## Instructions to follow
Search the entries for the word "title". Copy every line where it turns up.

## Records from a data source
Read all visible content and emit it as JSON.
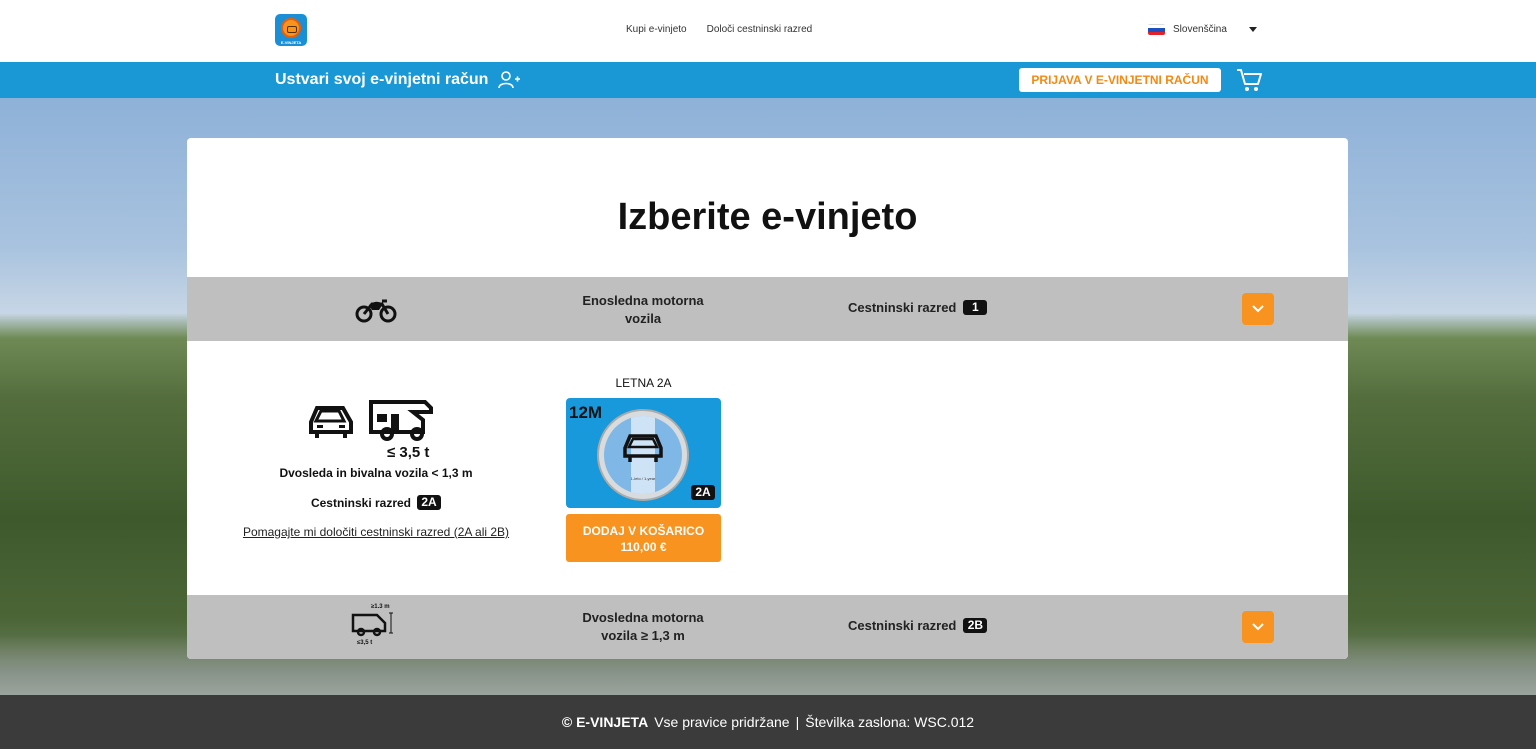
{
  "header": {
    "logo_text": "E-VINJETA",
    "nav": [
      "Kupi e-vinjeto",
      "Določi cestninski razred"
    ],
    "language": "Slovenščina"
  },
  "account_bar": {
    "create_account": "Ustvari svoj e-vinjetni račun",
    "login_button": "PRIJAVA V E-VINJETNI RAČUN"
  },
  "main": {
    "title": "Izberite e-vinjeto",
    "categories": [
      {
        "name": "Enosledna motorna vozila",
        "class_label": "Cestninski razred",
        "class_badge": "1",
        "icon": "motorcycle-icon"
      },
      {
        "name": "Dvosledna motorna vozila ≥ 1,3 m",
        "class_label": "Cestninski razred",
        "class_badge": "2B",
        "icon": "van-icon",
        "icon_height": "≥1.3 m",
        "icon_weight": "≤3,5 t"
      }
    ],
    "expanded": {
      "weight": "≤ 3,5 t",
      "description": "Dvosleda in bivalna vozila < 1,3 m",
      "class_label": "Cestninski razred",
      "class_badge": "2A",
      "help_link": "Pomagajte mi določiti cestninski razred (2A ali 2B)",
      "product": {
        "title": "LETNA 2A",
        "vignette_duration": "12M",
        "vignette_year_text": "1-leto / 1-year",
        "vignette_badge": "2A",
        "add_label": "DODAJ V KOŠARICO",
        "price": "110,00 €"
      }
    }
  },
  "footer": {
    "brand": "© E-VINJETA",
    "rights": "Vse pravice pridržane",
    "separator": "|",
    "screen_number": "Številka zaslona: WSC.012"
  },
  "colors": {
    "accent_orange": "#f7931e",
    "bar_blue": "#1a98d5",
    "row_gray": "#bfbfbf",
    "footer_dark": "#3b3b3b"
  }
}
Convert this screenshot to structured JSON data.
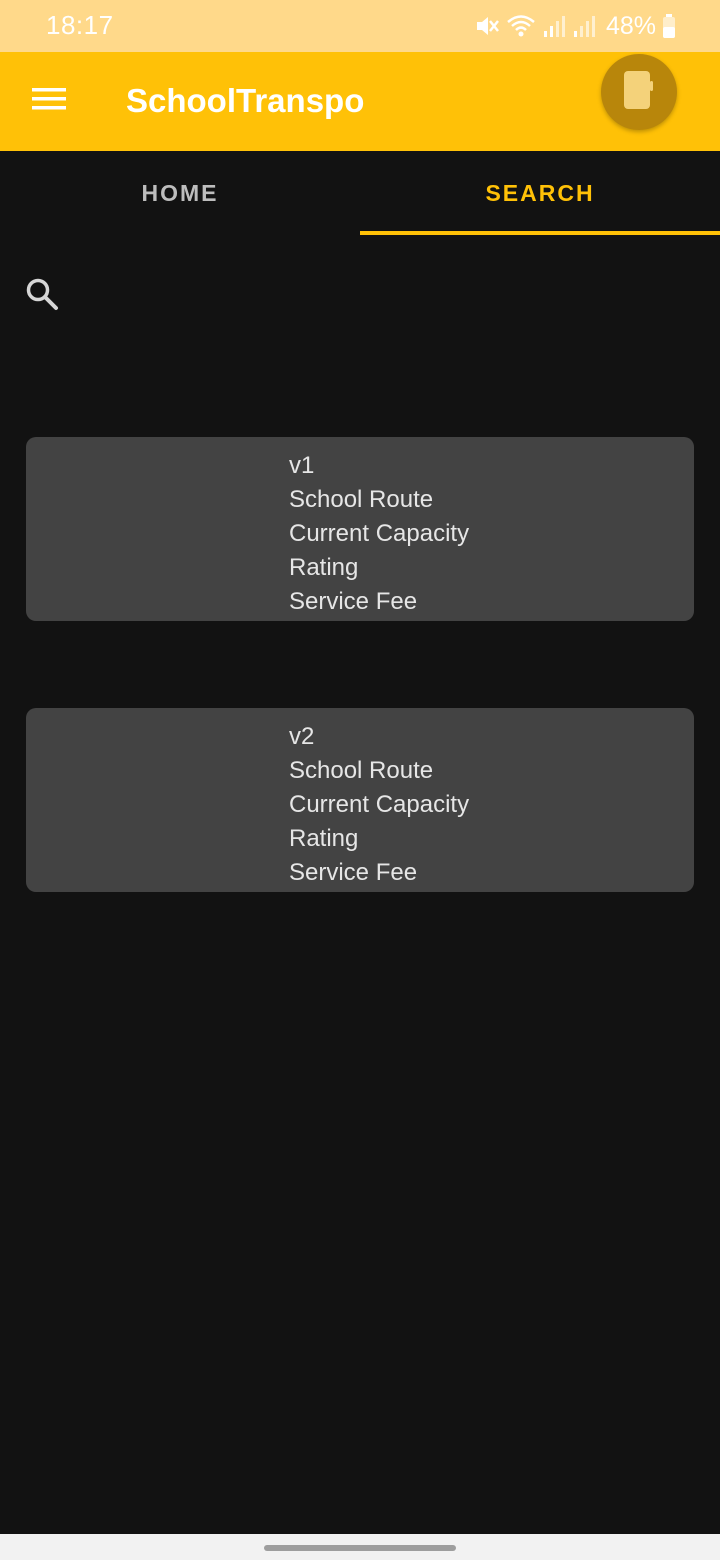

## Task output
    "title": "Izberite e-vinjeto",
        "title": "LETNA 2A",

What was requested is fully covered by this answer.